▸ **PROBLEM DESCRIPTION**
Reproduce the data that follows precisely.

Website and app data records
******************************
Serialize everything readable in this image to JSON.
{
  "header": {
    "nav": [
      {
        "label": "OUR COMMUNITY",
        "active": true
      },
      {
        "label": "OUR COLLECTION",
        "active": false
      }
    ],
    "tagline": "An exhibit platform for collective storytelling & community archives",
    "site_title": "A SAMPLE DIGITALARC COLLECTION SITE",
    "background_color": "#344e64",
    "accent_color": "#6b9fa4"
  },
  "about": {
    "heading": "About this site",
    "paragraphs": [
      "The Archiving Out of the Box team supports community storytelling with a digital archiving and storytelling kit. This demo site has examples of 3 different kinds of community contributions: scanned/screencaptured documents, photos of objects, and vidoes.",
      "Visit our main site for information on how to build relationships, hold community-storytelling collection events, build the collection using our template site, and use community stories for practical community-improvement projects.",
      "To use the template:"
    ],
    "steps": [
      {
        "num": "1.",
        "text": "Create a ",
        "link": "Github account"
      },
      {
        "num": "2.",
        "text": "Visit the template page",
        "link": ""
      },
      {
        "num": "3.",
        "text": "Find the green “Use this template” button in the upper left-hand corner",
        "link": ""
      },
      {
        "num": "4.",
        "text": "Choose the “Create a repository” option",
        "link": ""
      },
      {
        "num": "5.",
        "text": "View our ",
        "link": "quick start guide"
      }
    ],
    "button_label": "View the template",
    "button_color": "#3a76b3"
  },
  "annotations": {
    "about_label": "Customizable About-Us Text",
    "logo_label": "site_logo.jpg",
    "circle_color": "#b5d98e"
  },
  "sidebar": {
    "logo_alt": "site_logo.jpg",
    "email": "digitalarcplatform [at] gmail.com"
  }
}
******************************
▸ **REPLY**
Serialize everything readable in this image to JSON.
{
  "header": {
    "nav": [
      {
        "label": "OUR COMMUNITY",
        "active": true
      },
      {
        "label": "OUR COLLECTION",
        "active": false
      }
    ],
    "tagline": "An exhibit platform for collective storytelling & community archives",
    "site_title": "A SAMPLE DIGITALARC COLLECTION SITE",
    "background_color": "#344e64",
    "accent_color": "#6b9fa4"
  },
  "about": {
    "heading": "About this site",
    "paragraphs": [
      "The Archiving Out of the Box team supports community storytelling with a digital archiving and storytelling kit. This demo site has examples of 3 different kinds of community contributions: scanned/screencaptured documents, photos of objects, and vidoes.",
      "Visit our main site for information on how to build relationships, hold community-storytelling collection events, build the collection using our template site, and use community stories for practical community-improvement projects.",
      "To use the template:"
    ],
    "steps": [
      {
        "num": "1.",
        "text": "Create a ",
        "link": "Github account"
      },
      {
        "num": "2.",
        "text": "Visit the template page",
        "link": ""
      },
      {
        "num": "3.",
        "text": "Find the green “Use this template” button in the upper left-hand corner",
        "link": ""
      },
      {
        "num": "4.",
        "text": "Choose the “Create a repository” option",
        "link": ""
      },
      {
        "num": "5.",
        "text": "View our ",
        "link": "quick start guide"
      }
    ],
    "button_label": "View the template",
    "button_color": "#3a76b3"
  },
  "annotations": {
    "about_label": "Customizable About-Us Text",
    "logo_label": "site_logo.jpg",
    "circle_color": "#b5d98e"
  },
  "sidebar": {
    "logo_alt": "site_logo.jpg",
    "email": "digitalarcplatform [at] gmail.com"
  }
}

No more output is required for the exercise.